The incumbents also proved to be effective leaders during the pandemic, supporting efforts to generously fund local rent relief programs long before the state finally stepped up to address accumulated rental debt. Kamei led the city during its effort to add a much-needed North County vaccination site, which proved to be a valuable extension of county services outside of San Jose. She also deserves kudos for fighting to get as many people as possible counted during the 2020 census, at a time when pandemic protocols were still in effect.
We appreciate Ramirez' passionate approach to R3 zoning changes and anti-displacement work – both housing-related issues that he has championed during his first term, despite limited progress on both fronts. He also has a clear understanding of what it takes to get affordable housing built in Mountain View, and the various routes the city can take to dig up enough funding to get these expensive, deed-restricted units built.
Hicks has an impressive planning background and is both knowledgeable and creative when it comes to building sustainable, walkable and bikeable communities. Phrases like "smart growth" and "livability" are so often used to mask NIMBY motives, but Hicks understands that these are approaches that improve rather than stymie future development. Her perspective will be important as the city considers plans to permanently close Castro Street to traffic and create a car-free downtown, and doubly so if Mountain View adopts a new vision for future development north of Central Expressway along Moffett Boulevard.
We appreciate candidate Li Zhang's willingness to jump into the race for the council, a sure sign that the city's new Chinese Language Civic Leadership academy, which she attended earlier this year, is fulfilling its goal of getting more people involved in local issues.

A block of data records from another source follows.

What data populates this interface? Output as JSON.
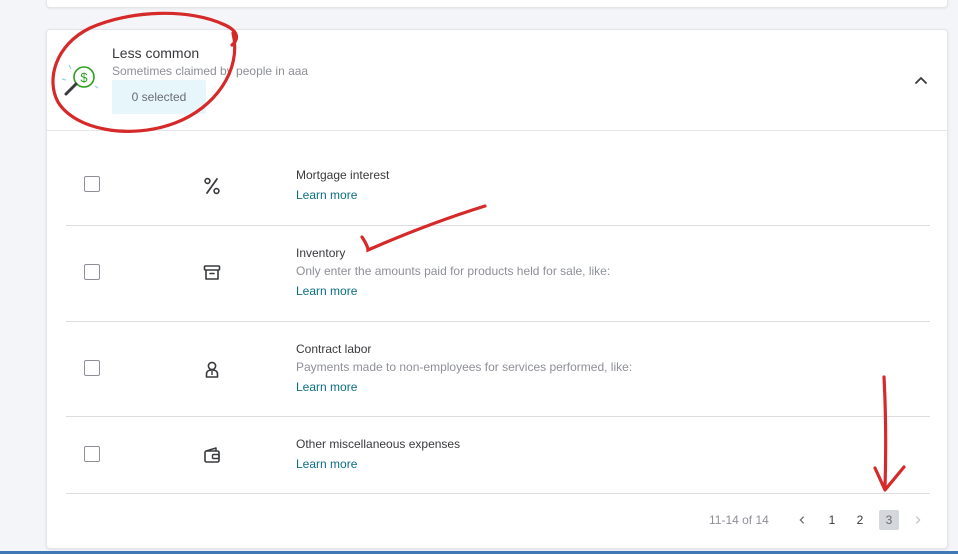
{
  "section": {
    "title": "Less common",
    "subtitle": "Sometimes claimed by people in aaa",
    "selected_label": "0 selected",
    "icon": "magnifier-dollar-icon",
    "collapse_icon": "chevron-up-icon"
  },
  "items": [
    {
      "title": "Mortgage interest",
      "description": "",
      "link": "Learn more",
      "icon": "percent-icon"
    },
    {
      "title": "Inventory",
      "description": "Only enter the amounts paid for products held for sale, like:",
      "link": "Learn more",
      "icon": "archive-box-icon"
    },
    {
      "title": "Contract labor",
      "description": "Payments made to non-employees for services performed, like:",
      "link": "Learn more",
      "icon": "worker-icon"
    },
    {
      "title": "Other miscellaneous expenses",
      "description": "",
      "link": "Learn more",
      "icon": "wallet-icon"
    }
  ],
  "pagination": {
    "range_text": "11-14 of 14",
    "pages": [
      "1",
      "2",
      "3"
    ],
    "current_page": "3",
    "prev_icon": "chevron-left-icon",
    "next_icon": "chevron-right-icon"
  },
  "colors": {
    "link": "#0b6f84",
    "chip_bg": "#e6f6fb",
    "annotation": "#d62a2a",
    "icon_accent": "#2ca01c"
  }
}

She represents the interests of a portion of the electorate concerned about too much growth. But her lack of experience or a track record on any of the city's committees is too hard to ignore. She also makes a case that the Mountain View's housing forecast is too ambitious and that there isn't enough infrastructure to support it all, but doesn't present a compelling alternative to the city's approach to state-mandated housing plans.
As for candidate Justin Cohen's platform, there really isn't much to say. The direct democracy experiment is an interesting idea, but there are still so many unanswered questions. What if polling the public only attracts a small minority of vocal residents, who control your stance on every issue? How are you going to handle closed-session matters that can't be shared with the public? If you genuinely disagree with what voters want, are you really going to vote against your own conscience? Representative democracy has worked pretty well, and Cohen, who lacks basic knowledge of a council member's duties and the issues facing the city, hasn't offered a compelling argument to deconstruct that tradition this November.
Mountain View is poised to grow at a rapid rate over the next eight years, and some of the biggest projects in the history of the city are currently winding their way through the planning process. What we'll see in terms of comprehensive neighborhoods built in East Whisman and North Bayshore will depend largely on the decisions made by the council in the coming years, and it's essential that we have experienced and thoughtful people making those decisions. Vote for experience this November by returning Kamei, Hicks and Ramirez to the Mountain View City Council.